:: WHAT THIS TASK INVOLVES ::
Everything in the listing must be repeated exactly, apart from the images.

:: RECORD EXTRACTS ::
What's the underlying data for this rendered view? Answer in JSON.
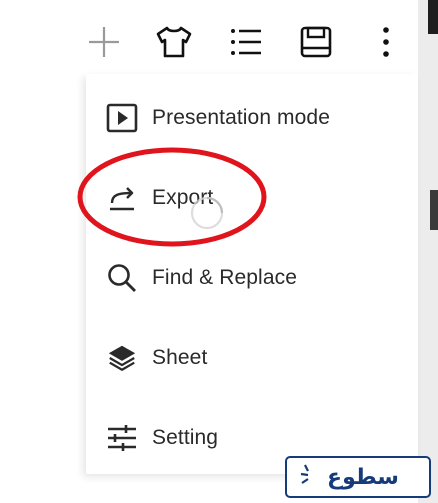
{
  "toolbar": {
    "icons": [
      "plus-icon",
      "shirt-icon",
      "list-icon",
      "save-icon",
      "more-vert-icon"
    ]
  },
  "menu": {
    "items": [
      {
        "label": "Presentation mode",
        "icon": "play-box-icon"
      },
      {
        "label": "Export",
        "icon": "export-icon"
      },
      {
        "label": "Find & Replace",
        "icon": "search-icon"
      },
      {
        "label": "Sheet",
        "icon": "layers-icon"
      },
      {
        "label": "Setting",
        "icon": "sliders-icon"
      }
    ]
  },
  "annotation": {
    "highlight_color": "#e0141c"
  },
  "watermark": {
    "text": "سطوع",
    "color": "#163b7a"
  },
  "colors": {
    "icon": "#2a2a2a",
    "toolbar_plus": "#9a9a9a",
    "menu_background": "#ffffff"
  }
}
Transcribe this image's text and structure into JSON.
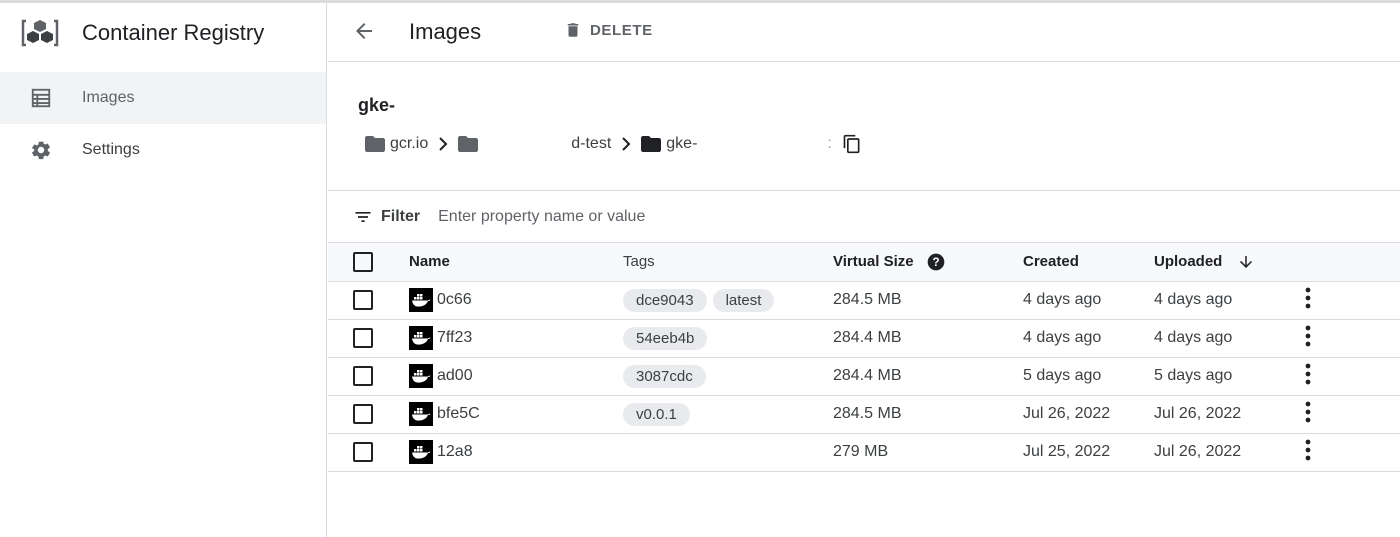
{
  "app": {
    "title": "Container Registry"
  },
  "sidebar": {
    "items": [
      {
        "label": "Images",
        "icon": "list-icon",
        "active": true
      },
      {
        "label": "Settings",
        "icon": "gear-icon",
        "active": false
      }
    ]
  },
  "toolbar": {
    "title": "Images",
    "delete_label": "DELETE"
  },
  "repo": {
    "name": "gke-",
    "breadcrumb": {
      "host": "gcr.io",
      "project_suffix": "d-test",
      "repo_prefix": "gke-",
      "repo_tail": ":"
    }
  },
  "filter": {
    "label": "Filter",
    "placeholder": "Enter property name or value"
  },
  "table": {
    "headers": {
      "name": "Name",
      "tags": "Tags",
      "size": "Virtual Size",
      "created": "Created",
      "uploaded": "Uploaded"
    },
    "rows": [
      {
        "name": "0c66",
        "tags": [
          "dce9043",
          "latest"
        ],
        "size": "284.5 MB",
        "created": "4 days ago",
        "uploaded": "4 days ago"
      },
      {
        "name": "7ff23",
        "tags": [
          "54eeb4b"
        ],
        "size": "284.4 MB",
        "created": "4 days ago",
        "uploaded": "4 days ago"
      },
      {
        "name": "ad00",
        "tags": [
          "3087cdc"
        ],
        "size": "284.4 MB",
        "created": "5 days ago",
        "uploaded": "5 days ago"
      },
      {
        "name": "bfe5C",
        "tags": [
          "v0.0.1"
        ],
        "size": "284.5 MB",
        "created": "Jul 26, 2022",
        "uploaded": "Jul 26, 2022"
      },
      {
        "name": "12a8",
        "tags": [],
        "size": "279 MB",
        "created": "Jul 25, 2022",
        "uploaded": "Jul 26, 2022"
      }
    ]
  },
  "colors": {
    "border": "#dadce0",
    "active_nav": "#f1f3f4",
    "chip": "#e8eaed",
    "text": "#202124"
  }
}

:: EXERCISE ANSWER ::
What's the underlying data for this rendered view? Answer in JSON.
{
  "toolbar": {
    "icons": [
      "plus-icon",
      "shirt-icon",
      "list-icon",
      "save-icon",
      "more-vert-icon"
    ]
  },
  "menu": {
    "items": [
      {
        "label": "Presentation mode",
        "icon": "play-box-icon"
      },
      {
        "label": "Export",
        "icon": "export-icon"
      },
      {
        "label": "Find & Replace",
        "icon": "search-icon"
      },
      {
        "label": "Sheet",
        "icon": "layers-icon"
      },
      {
        "label": "Setting",
        "icon": "sliders-icon"
      }
    ]
  },
  "annotation": {
    "highlight_color": "#e0141c"
  },
  "watermark": {
    "text": "سطوع",
    "color": "#163b7a"
  },
  "colors": {
    "icon": "#2a2a2a",
    "toolbar_plus": "#9a9a9a",
    "menu_background": "#ffffff"
  }
}
Transcribe this image's text and structure into JSON.
{
  "app": {
    "title": "Container Registry"
  },
  "sidebar": {
    "items": [
      {
        "label": "Images",
        "icon": "list-icon",
        "active": true
      },
      {
        "label": "Settings",
        "icon": "gear-icon",
        "active": false
      }
    ]
  },
  "toolbar": {
    "title": "Images",
    "delete_label": "DELETE"
  },
  "repo": {
    "name": "gke-",
    "breadcrumb": {
      "host": "gcr.io",
      "project_suffix": "d-test",
      "repo_prefix": "gke-",
      "repo_tail": ":"
    }
  },
  "filter": {
    "label": "Filter",
    "placeholder": "Enter property name or value"
  },
  "table": {
    "headers": {
      "name": "Name",
      "tags": "Tags",
      "size": "Virtual Size",
      "created": "Created",
      "uploaded": "Uploaded"
    },
    "rows": [
      {
        "name": "0c66",
        "tags": [
          "dce9043",
          "latest"
        ],
        "size": "284.5 MB",
        "created": "4 days ago",
        "uploaded": "4 days ago"
      },
      {
        "name": "7ff23",
        "tags": [
          "54eeb4b"
        ],
        "size": "284.4 MB",
        "created": "4 days ago",
        "uploaded": "4 days ago"
      },
      {
        "name": "ad00",
        "tags": [
          "3087cdc"
        ],
        "size": "284.4 MB",
        "created": "5 days ago",
        "uploaded": "5 days ago"
      },
      {
        "name": "bfe5C",
        "tags": [
          "v0.0.1"
        ],
        "size": "284.5 MB",
        "created": "Jul 26, 2022",
        "uploaded": "Jul 26, 2022"
      },
      {
        "name": "12a8",
        "tags": [],
        "size": "279 MB",
        "created": "Jul 25, 2022",
        "uploaded": "Jul 26, 2022"
      }
    ]
  },
  "colors": {
    "border": "#dadce0",
    "active_nav": "#f1f3f4",
    "chip": "#e8eaed",
    "text": "#202124"
  }
}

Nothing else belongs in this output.